I have written several ABlawg posts on the test for discrimination under human rights legislation (see e.g. here, here and here). The ongoing issue in this series of cases is the extent to which the test for violations of equality rights under section 15 of the Charter should influence the approach in the human rights sphere. In the Supreme Court’s most recent human rights decision, McCormick v Fasken Martineau DuMoulin LLP, 2014 SCC 39 (CanLII), the Court continues to muddy the waters on the appropriate test. Linda McKay Panos has already written about the McCormick case and its implications for employment related complaints of discrimination here. As she noted in that post I have a few things to say about the case as well.
By: Alice Woolley
PDF Version:#Yesallwomen/#Notallmen: Sexual Harassment in the Legal Profession
How do we understand bad things done to women by men? Through the few men who do them (#Notallmen)? Through misogyny in our culture as a whole? Through the experience of all women living with the risk that such bad things can happen (#Yesallwomen)? The ferocity of recent internet debate on this topic clouds the possibility that harm done by men to women should be understood as about all these things: the men who inflict it, the society in which it occurs and the lives of the women who live with the possibility of that threat.

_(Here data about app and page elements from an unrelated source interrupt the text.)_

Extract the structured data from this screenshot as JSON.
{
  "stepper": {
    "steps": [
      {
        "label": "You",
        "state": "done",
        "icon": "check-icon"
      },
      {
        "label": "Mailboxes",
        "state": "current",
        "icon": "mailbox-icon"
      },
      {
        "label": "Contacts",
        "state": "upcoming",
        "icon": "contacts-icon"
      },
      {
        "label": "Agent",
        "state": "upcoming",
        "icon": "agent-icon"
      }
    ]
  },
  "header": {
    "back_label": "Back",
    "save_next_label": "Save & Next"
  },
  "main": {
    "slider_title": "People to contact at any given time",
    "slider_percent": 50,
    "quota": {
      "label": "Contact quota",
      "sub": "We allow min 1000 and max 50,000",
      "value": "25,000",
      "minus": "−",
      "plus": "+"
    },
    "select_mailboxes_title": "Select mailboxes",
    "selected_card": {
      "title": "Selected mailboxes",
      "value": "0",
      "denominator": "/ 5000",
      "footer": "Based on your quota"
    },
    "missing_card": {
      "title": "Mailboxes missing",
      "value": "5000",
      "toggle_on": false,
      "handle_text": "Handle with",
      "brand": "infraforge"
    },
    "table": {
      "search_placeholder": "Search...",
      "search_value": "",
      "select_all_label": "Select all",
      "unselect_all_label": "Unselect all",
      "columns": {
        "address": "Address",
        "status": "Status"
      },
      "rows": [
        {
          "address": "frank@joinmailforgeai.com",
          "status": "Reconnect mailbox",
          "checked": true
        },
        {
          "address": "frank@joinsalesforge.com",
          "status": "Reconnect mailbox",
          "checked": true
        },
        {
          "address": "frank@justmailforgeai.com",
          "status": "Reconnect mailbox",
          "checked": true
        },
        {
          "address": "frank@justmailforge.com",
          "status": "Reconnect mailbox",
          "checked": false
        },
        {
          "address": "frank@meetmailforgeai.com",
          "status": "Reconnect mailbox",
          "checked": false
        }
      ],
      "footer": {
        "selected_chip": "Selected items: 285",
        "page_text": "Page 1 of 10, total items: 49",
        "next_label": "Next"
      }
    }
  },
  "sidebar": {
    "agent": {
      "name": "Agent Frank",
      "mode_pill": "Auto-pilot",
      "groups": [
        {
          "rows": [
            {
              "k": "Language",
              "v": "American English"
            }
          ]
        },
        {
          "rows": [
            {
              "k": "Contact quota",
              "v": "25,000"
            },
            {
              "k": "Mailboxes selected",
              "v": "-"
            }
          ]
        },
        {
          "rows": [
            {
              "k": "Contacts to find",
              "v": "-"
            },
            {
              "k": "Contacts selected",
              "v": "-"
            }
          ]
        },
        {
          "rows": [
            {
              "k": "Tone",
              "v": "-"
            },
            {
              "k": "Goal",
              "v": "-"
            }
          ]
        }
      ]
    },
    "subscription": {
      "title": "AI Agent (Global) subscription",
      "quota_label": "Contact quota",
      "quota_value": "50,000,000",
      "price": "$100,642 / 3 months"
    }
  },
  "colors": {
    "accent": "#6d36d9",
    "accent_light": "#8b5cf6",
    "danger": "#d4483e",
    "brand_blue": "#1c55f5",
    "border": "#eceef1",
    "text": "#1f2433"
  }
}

In this post I explore the thought that sexual harassment and sexual discrimination in the legal profession must be understood with this sort of breadth of perspective: it is conduct reflecting the pathologies of the specific men who do it; it in no way reflects the conduct of all – or even that many – men in the profession; yet it is conduct that reflects aspects of our professional culture, aspects that we need to address to achieve gender equity and fairness.